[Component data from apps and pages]
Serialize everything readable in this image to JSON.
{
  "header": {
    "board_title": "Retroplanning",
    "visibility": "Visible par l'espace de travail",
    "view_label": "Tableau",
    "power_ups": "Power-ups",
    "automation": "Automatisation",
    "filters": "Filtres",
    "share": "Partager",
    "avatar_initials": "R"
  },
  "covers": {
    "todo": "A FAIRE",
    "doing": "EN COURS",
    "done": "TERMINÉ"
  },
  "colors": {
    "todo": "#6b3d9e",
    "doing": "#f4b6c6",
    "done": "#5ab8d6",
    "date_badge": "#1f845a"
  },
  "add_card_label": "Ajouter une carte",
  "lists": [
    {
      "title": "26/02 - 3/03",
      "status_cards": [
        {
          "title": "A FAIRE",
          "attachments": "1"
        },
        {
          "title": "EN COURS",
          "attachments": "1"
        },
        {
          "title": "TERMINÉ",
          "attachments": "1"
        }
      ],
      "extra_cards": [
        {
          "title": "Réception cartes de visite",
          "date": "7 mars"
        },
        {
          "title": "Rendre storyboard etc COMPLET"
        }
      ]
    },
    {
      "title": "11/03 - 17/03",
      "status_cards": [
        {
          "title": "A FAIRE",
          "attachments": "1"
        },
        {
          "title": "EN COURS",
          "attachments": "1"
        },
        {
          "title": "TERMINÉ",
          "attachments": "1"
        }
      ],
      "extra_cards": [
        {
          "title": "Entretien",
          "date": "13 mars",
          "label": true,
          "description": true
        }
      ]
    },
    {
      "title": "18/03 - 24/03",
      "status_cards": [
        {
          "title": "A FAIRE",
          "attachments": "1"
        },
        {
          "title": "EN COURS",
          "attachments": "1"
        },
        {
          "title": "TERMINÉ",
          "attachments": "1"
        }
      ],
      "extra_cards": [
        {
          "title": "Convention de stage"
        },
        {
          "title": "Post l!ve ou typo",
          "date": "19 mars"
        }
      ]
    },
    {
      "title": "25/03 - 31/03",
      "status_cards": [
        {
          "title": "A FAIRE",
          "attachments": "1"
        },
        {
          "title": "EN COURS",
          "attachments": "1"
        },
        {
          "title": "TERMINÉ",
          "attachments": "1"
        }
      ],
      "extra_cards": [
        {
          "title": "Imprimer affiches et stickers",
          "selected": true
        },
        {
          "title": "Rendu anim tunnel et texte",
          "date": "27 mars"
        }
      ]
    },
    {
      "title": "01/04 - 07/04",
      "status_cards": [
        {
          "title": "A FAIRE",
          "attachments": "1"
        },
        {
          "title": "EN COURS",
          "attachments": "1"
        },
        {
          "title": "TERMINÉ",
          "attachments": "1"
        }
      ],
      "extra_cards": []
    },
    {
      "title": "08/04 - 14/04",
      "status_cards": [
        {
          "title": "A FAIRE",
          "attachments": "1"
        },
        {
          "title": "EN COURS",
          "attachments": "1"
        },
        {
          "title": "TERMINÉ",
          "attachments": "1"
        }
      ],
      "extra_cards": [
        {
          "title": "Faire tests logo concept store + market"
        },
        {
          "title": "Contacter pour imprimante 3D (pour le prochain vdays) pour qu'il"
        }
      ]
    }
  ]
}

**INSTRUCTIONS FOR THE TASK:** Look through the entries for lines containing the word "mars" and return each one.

**SOLVED PROBLEM:**
          "date": "7 mars"
          "date": "13 mars",
          "date": "19 mars"
          "date": "27 mars"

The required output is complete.